-- Opening Marker --

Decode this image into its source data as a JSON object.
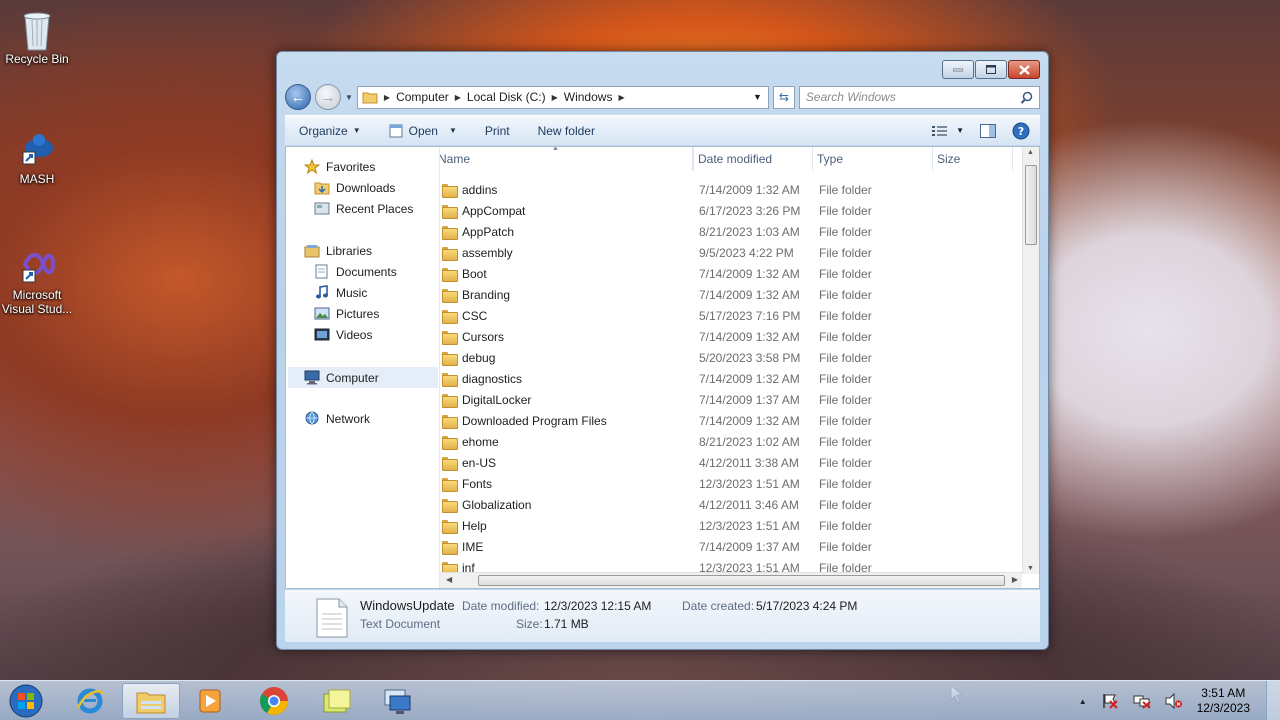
{
  "desktop": {
    "icons": [
      {
        "label": "Recycle Bin"
      },
      {
        "label": "MASH"
      },
      {
        "label": "Microsoft Visual Stud..."
      }
    ]
  },
  "window": {
    "breadcrumb": [
      "Computer",
      "Local Disk (C:)",
      "Windows"
    ],
    "search_placeholder": "Search Windows",
    "toolbar": {
      "organize": "Organize",
      "open": "Open",
      "print": "Print",
      "new_folder": "New folder"
    },
    "nav": {
      "favorites": "Favorites",
      "downloads": "Downloads",
      "recent_places": "Recent Places",
      "libraries": "Libraries",
      "documents": "Documents",
      "music": "Music",
      "pictures": "Pictures",
      "videos": "Videos",
      "computer": "Computer",
      "network": "Network"
    },
    "columns": {
      "name": "Name",
      "date": "Date modified",
      "type": "Type",
      "size": "Size"
    },
    "files": [
      {
        "name": "addins",
        "date": "7/14/2009 1:32 AM",
        "type": "File folder"
      },
      {
        "name": "AppCompat",
        "date": "6/17/2023 3:26 PM",
        "type": "File folder"
      },
      {
        "name": "AppPatch",
        "date": "8/21/2023 1:03 AM",
        "type": "File folder"
      },
      {
        "name": "assembly",
        "date": "9/5/2023 4:22 PM",
        "type": "File folder"
      },
      {
        "name": "Boot",
        "date": "7/14/2009 1:32 AM",
        "type": "File folder"
      },
      {
        "name": "Branding",
        "date": "7/14/2009 1:32 AM",
        "type": "File folder"
      },
      {
        "name": "CSC",
        "date": "5/17/2023 7:16 PM",
        "type": "File folder"
      },
      {
        "name": "Cursors",
        "date": "7/14/2009 1:32 AM",
        "type": "File folder"
      },
      {
        "name": "debug",
        "date": "5/20/2023 3:58 PM",
        "type": "File folder"
      },
      {
        "name": "diagnostics",
        "date": "7/14/2009 1:32 AM",
        "type": "File folder"
      },
      {
        "name": "DigitalLocker",
        "date": "7/14/2009 1:37 AM",
        "type": "File folder"
      },
      {
        "name": "Downloaded Program Files",
        "date": "7/14/2009 1:32 AM",
        "type": "File folder"
      },
      {
        "name": "ehome",
        "date": "8/21/2023 1:02 AM",
        "type": "File folder"
      },
      {
        "name": "en-US",
        "date": "4/12/2011 3:38 AM",
        "type": "File folder"
      },
      {
        "name": "Fonts",
        "date": "12/3/2023 1:51 AM",
        "type": "File folder"
      },
      {
        "name": "Globalization",
        "date": "4/12/2011 3:46 AM",
        "type": "File folder"
      },
      {
        "name": "Help",
        "date": "12/3/2023 1:51 AM",
        "type": "File folder"
      },
      {
        "name": "IME",
        "date": "7/14/2009 1:37 AM",
        "type": "File folder"
      },
      {
        "name": "inf",
        "date": "12/3/2023 1:51 AM",
        "type": "File folder"
      }
    ],
    "details": {
      "filename": "WindowsUpdate",
      "filetype": "Text Document",
      "modified_label": "Date modified:",
      "modified_value": "12/3/2023 12:15 AM",
      "created_label": "Date created:",
      "created_value": "5/17/2023 4:24 PM",
      "size_label": "Size:",
      "size_value": "1.71 MB"
    }
  },
  "taskbar": {
    "time": "3:51 AM",
    "date": "12/3/2023"
  }
}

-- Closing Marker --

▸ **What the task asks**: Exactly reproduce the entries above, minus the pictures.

▸ **Exercise result**:
Decode this image into its source data as a JSON object.
{
  "desktop": {
    "icons": [
      {
        "label": "Recycle Bin"
      },
      {
        "label": "MASH"
      },
      {
        "label": "Microsoft Visual Stud..."
      }
    ]
  },
  "window": {
    "breadcrumb": [
      "Computer",
      "Local Disk (C:)",
      "Windows"
    ],
    "search_placeholder": "Search Windows",
    "toolbar": {
      "organize": "Organize",
      "open": "Open",
      "print": "Print",
      "new_folder": "New folder"
    },
    "nav": {
      "favorites": "Favorites",
      "downloads": "Downloads",
      "recent_places": "Recent Places",
      "libraries": "Libraries",
      "documents": "Documents",
      "music": "Music",
      "pictures": "Pictures",
      "videos": "Videos",
      "computer": "Computer",
      "network": "Network"
    },
    "columns": {
      "name": "Name",
      "date": "Date modified",
      "type": "Type",
      "size": "Size"
    },
    "files": [
      {
        "name": "addins",
        "date": "7/14/2009 1:32 AM",
        "type": "File folder"
      },
      {
        "name": "AppCompat",
        "date": "6/17/2023 3:26 PM",
        "type": "File folder"
      },
      {
        "name": "AppPatch",
        "date": "8/21/2023 1:03 AM",
        "type": "File folder"
      },
      {
        "name": "assembly",
        "date": "9/5/2023 4:22 PM",
        "type": "File folder"
      },
      {
        "name": "Boot",
        "date": "7/14/2009 1:32 AM",
        "type": "File folder"
      },
      {
        "name": "Branding",
        "date": "7/14/2009 1:32 AM",
        "type": "File folder"
      },
      {
        "name": "CSC",
        "date": "5/17/2023 7:16 PM",
        "type": "File folder"
      },
      {
        "name": "Cursors",
        "date": "7/14/2009 1:32 AM",
        "type": "File folder"
      },
      {
        "name": "debug",
        "date": "5/20/2023 3:58 PM",
        "type": "File folder"
      },
      {
        "name": "diagnostics",
        "date": "7/14/2009 1:32 AM",
        "type": "File folder"
      },
      {
        "name": "DigitalLocker",
        "date": "7/14/2009 1:37 AM",
        "type": "File folder"
      },
      {
        "name": "Downloaded Program Files",
        "date": "7/14/2009 1:32 AM",
        "type": "File folder"
      },
      {
        "name": "ehome",
        "date": "8/21/2023 1:02 AM",
        "type": "File folder"
      },
      {
        "name": "en-US",
        "date": "4/12/2011 3:38 AM",
        "type": "File folder"
      },
      {
        "name": "Fonts",
        "date": "12/3/2023 1:51 AM",
        "type": "File folder"
      },
      {
        "name": "Globalization",
        "date": "4/12/2011 3:46 AM",
        "type": "File folder"
      },
      {
        "name": "Help",
        "date": "12/3/2023 1:51 AM",
        "type": "File folder"
      },
      {
        "name": "IME",
        "date": "7/14/2009 1:37 AM",
        "type": "File folder"
      },
      {
        "name": "inf",
        "date": "12/3/2023 1:51 AM",
        "type": "File folder"
      }
    ],
    "details": {
      "filename": "WindowsUpdate",
      "filetype": "Text Document",
      "modified_label": "Date modified:",
      "modified_value": "12/3/2023 12:15 AM",
      "created_label": "Date created:",
      "created_value": "5/17/2023 4:24 PM",
      "size_label": "Size:",
      "size_value": "1.71 MB"
    }
  },
  "taskbar": {
    "time": "3:51 AM",
    "date": "12/3/2023"
  }
}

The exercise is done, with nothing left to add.